#### MATERIAL FOR THIS TASK
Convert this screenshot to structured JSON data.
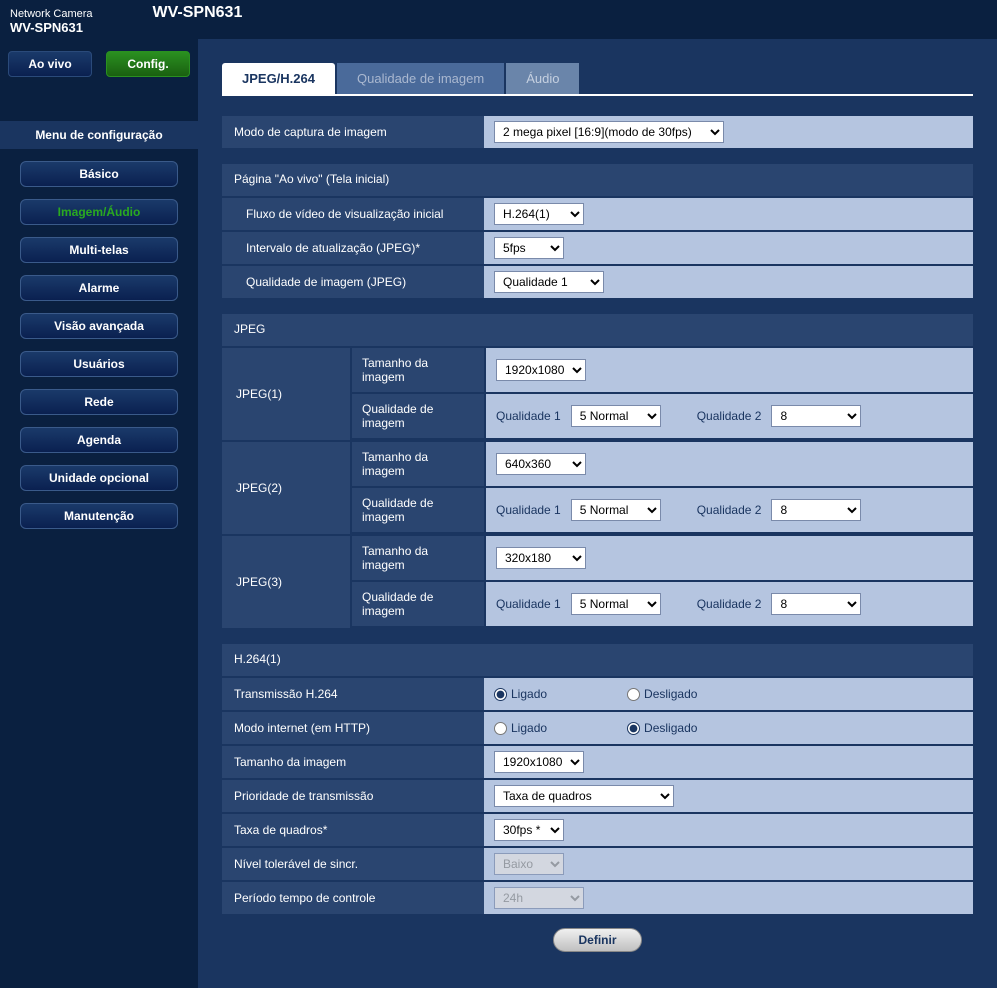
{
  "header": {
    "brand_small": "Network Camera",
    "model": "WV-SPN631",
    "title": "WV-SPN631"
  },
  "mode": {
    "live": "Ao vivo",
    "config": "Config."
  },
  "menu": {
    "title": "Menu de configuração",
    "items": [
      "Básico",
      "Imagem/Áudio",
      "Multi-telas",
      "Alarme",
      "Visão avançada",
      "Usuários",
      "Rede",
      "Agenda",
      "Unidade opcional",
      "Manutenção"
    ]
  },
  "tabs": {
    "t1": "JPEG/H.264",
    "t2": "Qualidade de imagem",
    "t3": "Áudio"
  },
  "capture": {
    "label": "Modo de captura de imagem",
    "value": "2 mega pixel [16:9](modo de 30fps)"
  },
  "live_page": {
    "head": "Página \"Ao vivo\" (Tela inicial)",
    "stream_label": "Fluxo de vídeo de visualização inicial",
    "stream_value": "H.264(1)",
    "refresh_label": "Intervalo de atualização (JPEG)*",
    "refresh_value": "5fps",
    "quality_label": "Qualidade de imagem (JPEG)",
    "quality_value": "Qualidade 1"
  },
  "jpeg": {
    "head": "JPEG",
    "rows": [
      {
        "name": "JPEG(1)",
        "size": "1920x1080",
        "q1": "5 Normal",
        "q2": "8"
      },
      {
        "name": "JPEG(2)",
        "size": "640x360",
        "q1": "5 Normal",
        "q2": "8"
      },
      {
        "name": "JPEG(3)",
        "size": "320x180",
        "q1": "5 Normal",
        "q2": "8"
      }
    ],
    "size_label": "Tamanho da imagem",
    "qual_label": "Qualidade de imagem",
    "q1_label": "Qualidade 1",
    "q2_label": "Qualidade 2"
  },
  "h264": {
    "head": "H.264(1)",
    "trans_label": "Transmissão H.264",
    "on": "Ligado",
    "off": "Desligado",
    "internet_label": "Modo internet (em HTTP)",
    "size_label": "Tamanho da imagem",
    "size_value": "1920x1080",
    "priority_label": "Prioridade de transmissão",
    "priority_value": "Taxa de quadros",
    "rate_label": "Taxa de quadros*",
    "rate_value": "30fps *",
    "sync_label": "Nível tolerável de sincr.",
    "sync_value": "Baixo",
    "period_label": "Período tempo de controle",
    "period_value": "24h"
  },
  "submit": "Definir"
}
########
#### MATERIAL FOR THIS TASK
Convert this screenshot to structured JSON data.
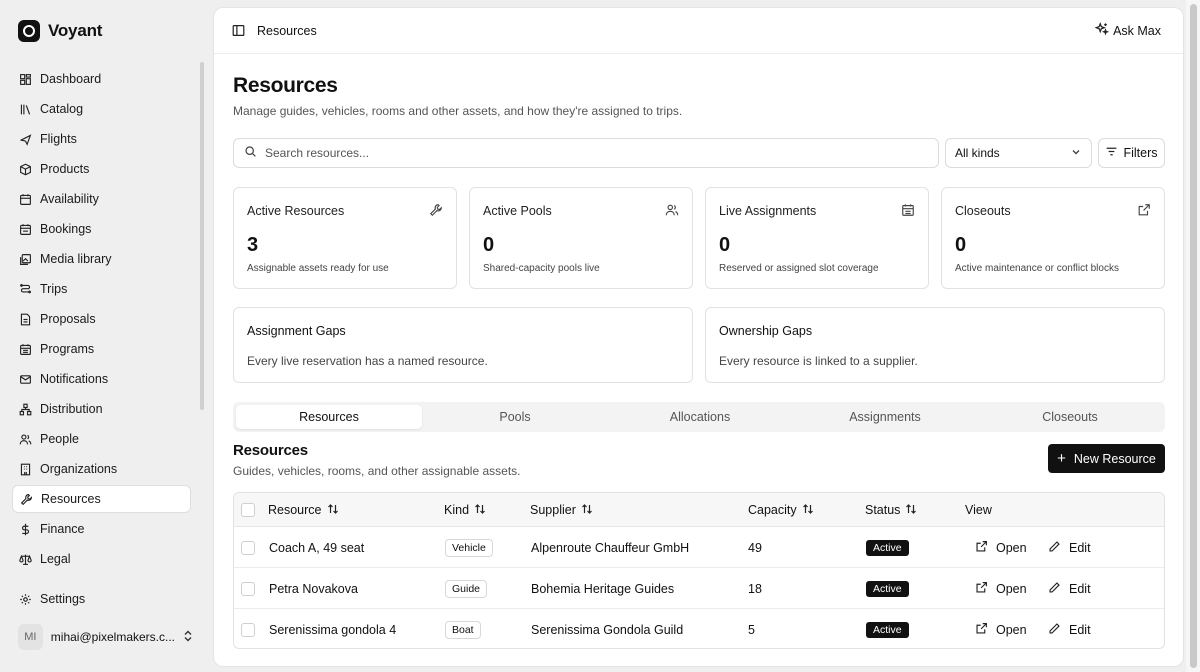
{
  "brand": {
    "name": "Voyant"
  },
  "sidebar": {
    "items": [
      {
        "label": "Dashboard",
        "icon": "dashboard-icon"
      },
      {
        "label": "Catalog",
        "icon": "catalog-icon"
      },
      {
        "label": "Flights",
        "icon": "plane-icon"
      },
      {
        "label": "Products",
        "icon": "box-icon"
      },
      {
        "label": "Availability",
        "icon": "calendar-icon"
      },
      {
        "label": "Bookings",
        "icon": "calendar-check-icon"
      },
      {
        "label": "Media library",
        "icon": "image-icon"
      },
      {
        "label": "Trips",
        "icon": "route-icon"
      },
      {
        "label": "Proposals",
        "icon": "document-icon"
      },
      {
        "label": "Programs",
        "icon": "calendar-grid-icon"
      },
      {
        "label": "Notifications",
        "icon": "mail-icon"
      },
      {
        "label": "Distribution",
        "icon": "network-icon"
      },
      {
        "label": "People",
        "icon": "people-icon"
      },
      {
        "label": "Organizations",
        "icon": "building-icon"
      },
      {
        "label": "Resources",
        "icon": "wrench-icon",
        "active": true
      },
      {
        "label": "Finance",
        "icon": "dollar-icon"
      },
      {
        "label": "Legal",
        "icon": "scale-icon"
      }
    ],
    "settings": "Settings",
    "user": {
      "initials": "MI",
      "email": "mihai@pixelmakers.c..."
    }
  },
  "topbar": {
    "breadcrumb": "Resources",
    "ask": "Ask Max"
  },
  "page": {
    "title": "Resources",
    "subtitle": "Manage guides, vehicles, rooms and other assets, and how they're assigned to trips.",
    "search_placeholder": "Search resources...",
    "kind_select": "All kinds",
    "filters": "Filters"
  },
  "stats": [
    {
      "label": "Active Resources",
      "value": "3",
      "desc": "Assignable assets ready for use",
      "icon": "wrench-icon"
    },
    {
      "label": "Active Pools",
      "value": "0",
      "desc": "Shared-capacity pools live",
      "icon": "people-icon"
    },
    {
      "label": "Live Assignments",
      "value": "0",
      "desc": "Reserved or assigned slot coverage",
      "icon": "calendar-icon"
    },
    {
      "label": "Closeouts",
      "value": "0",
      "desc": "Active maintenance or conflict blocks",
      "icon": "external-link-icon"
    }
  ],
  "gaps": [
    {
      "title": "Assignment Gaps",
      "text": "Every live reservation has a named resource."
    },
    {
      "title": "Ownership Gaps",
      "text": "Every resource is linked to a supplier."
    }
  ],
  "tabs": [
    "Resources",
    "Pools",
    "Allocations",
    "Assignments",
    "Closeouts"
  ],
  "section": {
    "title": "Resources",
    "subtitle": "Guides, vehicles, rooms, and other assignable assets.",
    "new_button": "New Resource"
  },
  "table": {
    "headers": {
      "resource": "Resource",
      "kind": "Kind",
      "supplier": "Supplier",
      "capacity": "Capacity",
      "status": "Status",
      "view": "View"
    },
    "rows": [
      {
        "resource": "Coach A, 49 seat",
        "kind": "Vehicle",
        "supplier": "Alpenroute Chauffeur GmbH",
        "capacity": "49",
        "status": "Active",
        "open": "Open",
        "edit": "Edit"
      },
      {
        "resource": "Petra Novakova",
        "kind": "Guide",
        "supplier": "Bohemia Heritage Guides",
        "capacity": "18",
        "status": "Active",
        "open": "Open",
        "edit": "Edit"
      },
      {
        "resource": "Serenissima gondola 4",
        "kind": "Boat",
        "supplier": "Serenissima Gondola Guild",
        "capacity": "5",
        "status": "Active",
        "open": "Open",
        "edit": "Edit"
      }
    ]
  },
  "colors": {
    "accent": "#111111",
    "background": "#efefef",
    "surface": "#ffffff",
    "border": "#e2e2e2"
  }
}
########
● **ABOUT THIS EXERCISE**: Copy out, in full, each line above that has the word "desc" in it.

● **RESPONSE BELOW**:
      "desc": "Assignable assets ready for use",
      "desc": "Shared-capacity pools live",
      "desc": "Reserved or assigned slot coverage",
      "desc": "Active maintenance or conflict blocks",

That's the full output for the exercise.